The study, which included nearly 90,000 women aged 40 to 59, is the latest to question the value of routine mammography. The researchers found the same number of women who died of breast cancer at 25 years, regardless of whether or not undergo annual mammograms.
Mammography is performed routinely for early diagnosis of breast cancer in women. But this really questioned whether this screening really saves lives. In some cases, early detection does not necessarily mean that cancer is curable and other treatments work even if the cancer is found in later stages.
Here you have a summary of the original study, which can read the full in the British Medical Journal, entitled: Twenty five year follow-up for breast cancer incidence and mortality of the Canadian National Breast Screening Study: randomized screening trial
Objective To compare breast cancer incidence and mortality up to 25 years in women aged 40-59 who did or did not undergo mammography screening.
Design Follow-up of randomised screening trial by centre coordinators, the study’s central office, and linkage to cancer registries and vital statistics databases.
Setting 15 screening centres in six Canadian provinces,1980-85 (Nova Scotia, Quebec, Ontario, Manitoba, Alberta, and British Columbia).
Participants 89?835 women, aged 40-59, randomly assigned to mammography (five annual mammography screens) or control (no mammography).
Interventions Women aged 40-49 in the mammography arm and all women aged 50-59 in both arms received annual physical breast examinations. Women aged 40-49 in the control arm received a single examination followed by usual care in the community.
Main outcome measure Deaths from breast cancer.

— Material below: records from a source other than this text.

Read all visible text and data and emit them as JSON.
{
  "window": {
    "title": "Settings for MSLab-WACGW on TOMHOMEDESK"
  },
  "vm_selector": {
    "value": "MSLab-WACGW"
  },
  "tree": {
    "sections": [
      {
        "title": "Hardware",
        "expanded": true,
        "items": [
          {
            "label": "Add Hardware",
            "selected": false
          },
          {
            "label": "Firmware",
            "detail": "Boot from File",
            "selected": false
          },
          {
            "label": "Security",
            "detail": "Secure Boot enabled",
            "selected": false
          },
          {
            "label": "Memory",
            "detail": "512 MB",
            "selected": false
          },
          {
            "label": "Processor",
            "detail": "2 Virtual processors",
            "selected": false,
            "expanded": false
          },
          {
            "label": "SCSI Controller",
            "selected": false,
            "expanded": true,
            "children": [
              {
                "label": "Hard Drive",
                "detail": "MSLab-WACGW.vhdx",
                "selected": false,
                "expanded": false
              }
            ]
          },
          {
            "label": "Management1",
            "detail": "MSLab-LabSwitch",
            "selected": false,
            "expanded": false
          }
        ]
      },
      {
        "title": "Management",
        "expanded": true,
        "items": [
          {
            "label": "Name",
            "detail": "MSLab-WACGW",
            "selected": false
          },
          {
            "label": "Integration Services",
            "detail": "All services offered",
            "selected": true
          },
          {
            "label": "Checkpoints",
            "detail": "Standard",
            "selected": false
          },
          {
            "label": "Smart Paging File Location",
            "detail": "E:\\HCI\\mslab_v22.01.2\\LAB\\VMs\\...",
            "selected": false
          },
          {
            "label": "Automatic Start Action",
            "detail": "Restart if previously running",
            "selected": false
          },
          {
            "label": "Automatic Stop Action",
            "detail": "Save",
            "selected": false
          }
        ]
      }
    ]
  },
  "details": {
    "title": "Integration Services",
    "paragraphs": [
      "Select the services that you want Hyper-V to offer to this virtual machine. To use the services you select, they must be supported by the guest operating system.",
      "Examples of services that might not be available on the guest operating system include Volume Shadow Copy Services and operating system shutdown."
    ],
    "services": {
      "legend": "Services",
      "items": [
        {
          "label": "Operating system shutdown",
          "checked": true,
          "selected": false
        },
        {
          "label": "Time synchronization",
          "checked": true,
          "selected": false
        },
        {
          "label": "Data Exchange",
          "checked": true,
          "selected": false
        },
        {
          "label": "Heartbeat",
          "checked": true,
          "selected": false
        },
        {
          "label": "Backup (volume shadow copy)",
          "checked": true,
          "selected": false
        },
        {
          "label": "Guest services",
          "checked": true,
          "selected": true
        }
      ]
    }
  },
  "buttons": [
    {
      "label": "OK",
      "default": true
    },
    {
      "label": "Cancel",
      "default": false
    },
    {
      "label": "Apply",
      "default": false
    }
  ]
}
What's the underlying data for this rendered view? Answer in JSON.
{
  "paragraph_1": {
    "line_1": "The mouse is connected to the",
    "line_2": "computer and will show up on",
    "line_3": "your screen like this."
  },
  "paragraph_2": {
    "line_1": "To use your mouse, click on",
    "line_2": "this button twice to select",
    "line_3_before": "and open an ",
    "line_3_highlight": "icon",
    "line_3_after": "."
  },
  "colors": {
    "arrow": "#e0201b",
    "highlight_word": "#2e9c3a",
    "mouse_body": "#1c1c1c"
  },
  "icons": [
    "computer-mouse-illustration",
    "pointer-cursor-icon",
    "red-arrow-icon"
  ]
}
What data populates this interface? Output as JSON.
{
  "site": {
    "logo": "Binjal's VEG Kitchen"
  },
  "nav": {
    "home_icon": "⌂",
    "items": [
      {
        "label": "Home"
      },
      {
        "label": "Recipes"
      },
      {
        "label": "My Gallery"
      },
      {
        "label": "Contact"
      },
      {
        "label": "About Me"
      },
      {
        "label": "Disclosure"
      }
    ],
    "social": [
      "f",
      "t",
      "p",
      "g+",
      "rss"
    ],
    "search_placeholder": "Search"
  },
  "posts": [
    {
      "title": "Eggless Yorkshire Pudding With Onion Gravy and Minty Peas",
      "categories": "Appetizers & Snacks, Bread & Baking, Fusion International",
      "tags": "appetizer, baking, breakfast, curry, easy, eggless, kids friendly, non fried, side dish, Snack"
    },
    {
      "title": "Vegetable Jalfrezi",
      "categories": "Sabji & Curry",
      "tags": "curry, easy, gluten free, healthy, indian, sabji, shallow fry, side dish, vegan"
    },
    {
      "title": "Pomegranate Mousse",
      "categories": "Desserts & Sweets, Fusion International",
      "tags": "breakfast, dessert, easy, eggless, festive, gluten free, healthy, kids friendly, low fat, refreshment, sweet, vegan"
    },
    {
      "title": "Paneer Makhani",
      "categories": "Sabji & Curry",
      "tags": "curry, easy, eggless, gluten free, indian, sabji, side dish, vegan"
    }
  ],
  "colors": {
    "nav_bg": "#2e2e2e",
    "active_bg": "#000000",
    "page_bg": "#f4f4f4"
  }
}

Results During the five year screening period, 666 invasive breast cancers were diagnosed in the mammography arm (n=44?925 participants) and 524 in the controls (n=44?910), and of these, 180 women in the mammography arm and 171 women in the control arm died of breast cancer during the 25 year follow-up period. The overall hazard ratio for death from breast cancer diagnosed during the screening period associated with mammography was 1.05 (95% confidence interval 0.85 to 1.30). The findings for women aged 40-49 and 50-59 were almost identical. During the entire study period, 3250 women in the mammography arm and 3133 in the control arm had a diagnosis of breast cancer, and 500 and 505, respectively, died of breast cancer. Thus the cumulative mortality from breast cancer was similar between women in the mammography arm and in the control arm (hazard ratio 0.99, 95% confidence interval 0.88 to 1.12). After 15 years of follow-up a residual excess of 106 cancers was observed in the mammography arm, attributable to over-diagnosis.
Conclusion Annual mammography in women aged 40-59 does not reduce mortality from breast cancer beyond that of physical examination or usual care when adjuvant therapy for breast cancer is freely available. Overall, 22% (106/484) of screen detected invasive breast cancers were over-diagnosed, representing one over-diagnosed breast cancer for every 424 women who received mammography screening in the trial.
Anthony B Miller, professor emeritus1, Claus Wall, data manager, Cornelia J Baines, professor emerita, Ping Sun, statistician, Teresa To, senior scientist, Steven A Narod, professor.